"Where there is shouting, let us practice listening," the prayer said. "Where there is ambiguity, let us bring clarity."

"Where there is prejudice, let us awaken trust," it continued. "Where there is hostility, let us bring respect; where there is falsehood, let us bring truth."

Comments are automatically closed two weeks after an article's initial publication. See our comments policy for more.
J Cosgrove
2 months 4 weeks ago

What does this mean for Catholic publications that promote fake news and fake narratives?

One way to know if something should be checked and not be shared, he said, is if it "discredits others, presenting them as enemies, to the point of demonizing them and fomenting conflict.

Does this ring a bell?

Toby Gillis
2 months 4 weeks ago

Boom. Shut the doors on this one.

H. Thomas Blum
2 months 4 weeks ago

J Cosgrove, Examples?

J Cosgrove
2 months 4 weeks ago

Just peruse the articles in America about Trump and see how many treat him in a negative way. Compare that to articles that are positive about him or at least consider his point of view. Just read the headlines chosen and accompanying photos.

America, the magazine, constantly publishes articles that refer to people as racist. You don't have to look far, the last week has some examples. Then see what is not being published.

Americs published several articles about Michael Brown and Ferguson which presented a false analysis of what happened. Charlottesville was reported in a false way. The tax cuts were misrepresented. Find me one article where America, the magazine, states their immigration policy for this country or any country. But yet they are constantly chastising/shaming people who disagree with their recommended immigration and migration actions using emotional arguments without an accompanying logical argument.

There are more

Stuart Meisenzahl
2 months 3 weeks ago

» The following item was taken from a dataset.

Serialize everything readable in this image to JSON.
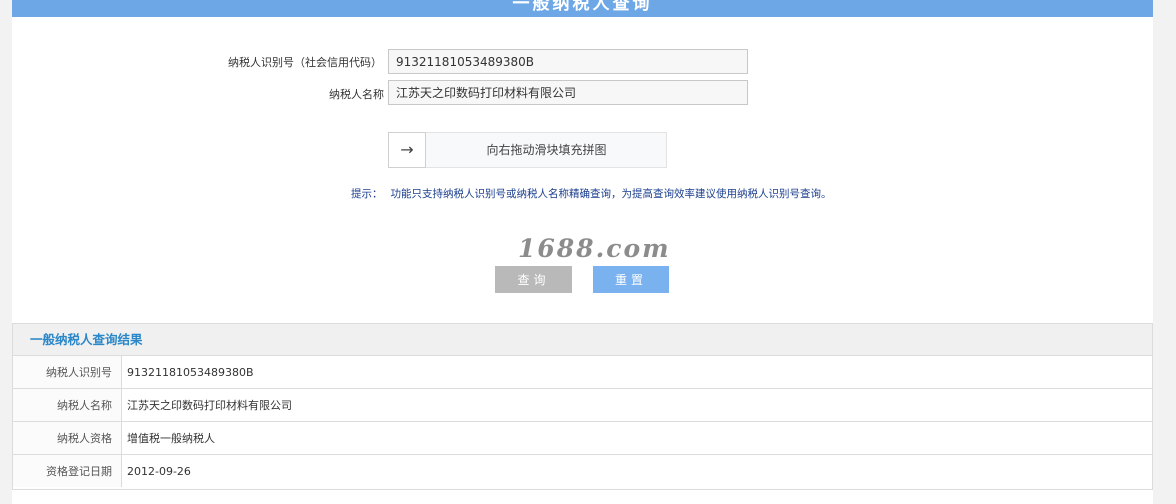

If you want a clue to America Magazine's bias just check out the "suggested tweets" inserted in the body of each article.
I assume the Editors select those "gems" they think worthy of crowd promotion.

Steve Magnotta
2 months 4 weeks ago

Thank you, America for practicing what has been preached.
Prayers for those caught up in and addicted to what the Pope has warned against.

john still
2 months 4 weeks ago

I consider fake news also to encompass the omission of legitimate news stories that may not line up with a political position. Why hasn't this publication covered the Vatican asking China's underground bishops to resign in favor of State-picked bishops? I would like to know more about it. If it is indeed true, it is scandalous and deserves coverage.

Advertisement

Don't miss the best from America

Sign up for our Newsletter to get the Jesuit perspective on news, faith and culture.

The latest from america

Alan Jacobs has dedicated most of his career to bridging gaps not only between Christians and non-Christians but also between disciplines and audiences.
David J. MichaelApril 23, 2018
 Pope Francis greets an elderly woman as he meets with people in a poor neighborhood in Asuncion, Paraguay, in this July 12, 2015, file photo. Pastoral care of the poor and those in need has been emphasis of the pontificate of Pope Francis. (CNS photo/Paul Haring)
Pope Francis has brought the legacy of the great saint of Assisi to the very heart of the church’s proclamation to the modern world.
Robert W. McElroyApril 23, 2018
Cuba’s new leader may feel he has to show public fealty to the older generation of the country’s revolutionary leaders.
Philip BrennerApril 23, 2018
It takes us a while to celebrate the Resurrection.
James Martin, S.J.April 23, 2018